§ **Exercise description**
Count how many lines of the material contain the string "JSON", then give that number and nothing more.

[Opening Task input section]

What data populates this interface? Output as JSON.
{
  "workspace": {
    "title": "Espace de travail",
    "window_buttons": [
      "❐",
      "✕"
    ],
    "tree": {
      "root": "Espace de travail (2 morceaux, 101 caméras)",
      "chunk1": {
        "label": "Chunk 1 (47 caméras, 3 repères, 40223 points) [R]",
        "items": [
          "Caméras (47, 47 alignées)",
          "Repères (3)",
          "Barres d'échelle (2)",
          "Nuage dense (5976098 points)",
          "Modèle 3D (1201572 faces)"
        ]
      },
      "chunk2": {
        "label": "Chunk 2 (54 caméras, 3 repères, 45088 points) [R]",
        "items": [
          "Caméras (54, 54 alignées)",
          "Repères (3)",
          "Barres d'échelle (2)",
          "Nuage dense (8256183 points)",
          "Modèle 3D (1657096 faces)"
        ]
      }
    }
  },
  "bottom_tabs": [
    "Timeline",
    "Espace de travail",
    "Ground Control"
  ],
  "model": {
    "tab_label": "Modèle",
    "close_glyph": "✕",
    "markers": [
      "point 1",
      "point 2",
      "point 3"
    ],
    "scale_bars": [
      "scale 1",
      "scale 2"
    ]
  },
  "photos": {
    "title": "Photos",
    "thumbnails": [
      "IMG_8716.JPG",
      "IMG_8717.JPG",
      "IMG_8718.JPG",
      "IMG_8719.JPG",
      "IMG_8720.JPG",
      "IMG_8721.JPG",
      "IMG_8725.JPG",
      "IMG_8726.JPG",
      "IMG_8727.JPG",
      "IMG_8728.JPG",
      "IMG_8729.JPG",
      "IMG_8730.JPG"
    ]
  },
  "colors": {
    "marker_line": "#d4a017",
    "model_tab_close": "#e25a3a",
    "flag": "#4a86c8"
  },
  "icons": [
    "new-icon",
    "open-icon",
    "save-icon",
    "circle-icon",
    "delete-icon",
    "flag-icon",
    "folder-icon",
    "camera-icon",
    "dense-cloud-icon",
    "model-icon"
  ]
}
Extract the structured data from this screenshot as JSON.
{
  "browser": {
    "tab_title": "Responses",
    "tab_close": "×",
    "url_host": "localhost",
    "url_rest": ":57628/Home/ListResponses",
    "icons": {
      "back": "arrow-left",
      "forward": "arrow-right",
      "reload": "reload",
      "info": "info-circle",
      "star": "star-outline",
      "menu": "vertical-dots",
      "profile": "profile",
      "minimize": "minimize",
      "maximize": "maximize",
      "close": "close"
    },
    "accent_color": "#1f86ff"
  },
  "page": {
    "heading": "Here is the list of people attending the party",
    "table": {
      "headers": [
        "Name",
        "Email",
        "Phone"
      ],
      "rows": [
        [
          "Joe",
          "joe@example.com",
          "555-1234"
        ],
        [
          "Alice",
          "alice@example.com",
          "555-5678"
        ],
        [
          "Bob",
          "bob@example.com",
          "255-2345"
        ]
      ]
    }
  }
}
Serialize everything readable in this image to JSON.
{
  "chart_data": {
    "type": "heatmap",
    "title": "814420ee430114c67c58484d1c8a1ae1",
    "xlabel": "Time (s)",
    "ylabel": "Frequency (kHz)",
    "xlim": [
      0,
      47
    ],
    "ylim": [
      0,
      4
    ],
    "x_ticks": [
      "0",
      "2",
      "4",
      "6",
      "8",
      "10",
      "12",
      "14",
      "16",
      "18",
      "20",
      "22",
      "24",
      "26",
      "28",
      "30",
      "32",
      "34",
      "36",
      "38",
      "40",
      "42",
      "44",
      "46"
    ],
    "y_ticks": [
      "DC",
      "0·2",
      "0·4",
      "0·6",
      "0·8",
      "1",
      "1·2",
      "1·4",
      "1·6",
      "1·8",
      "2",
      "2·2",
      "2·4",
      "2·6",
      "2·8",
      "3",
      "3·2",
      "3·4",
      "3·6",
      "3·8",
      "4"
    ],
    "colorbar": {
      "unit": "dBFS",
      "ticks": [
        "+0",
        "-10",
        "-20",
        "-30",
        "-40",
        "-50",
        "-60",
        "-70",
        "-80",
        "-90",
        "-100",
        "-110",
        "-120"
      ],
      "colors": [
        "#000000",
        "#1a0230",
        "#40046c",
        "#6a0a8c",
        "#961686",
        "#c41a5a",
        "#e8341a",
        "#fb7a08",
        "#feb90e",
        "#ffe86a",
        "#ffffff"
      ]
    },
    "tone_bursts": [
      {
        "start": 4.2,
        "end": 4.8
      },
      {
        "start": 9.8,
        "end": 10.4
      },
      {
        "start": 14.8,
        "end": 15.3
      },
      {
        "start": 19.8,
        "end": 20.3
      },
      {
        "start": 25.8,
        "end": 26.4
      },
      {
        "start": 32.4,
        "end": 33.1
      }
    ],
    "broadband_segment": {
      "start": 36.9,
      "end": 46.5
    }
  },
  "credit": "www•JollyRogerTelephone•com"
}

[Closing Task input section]

§ **Result below**
3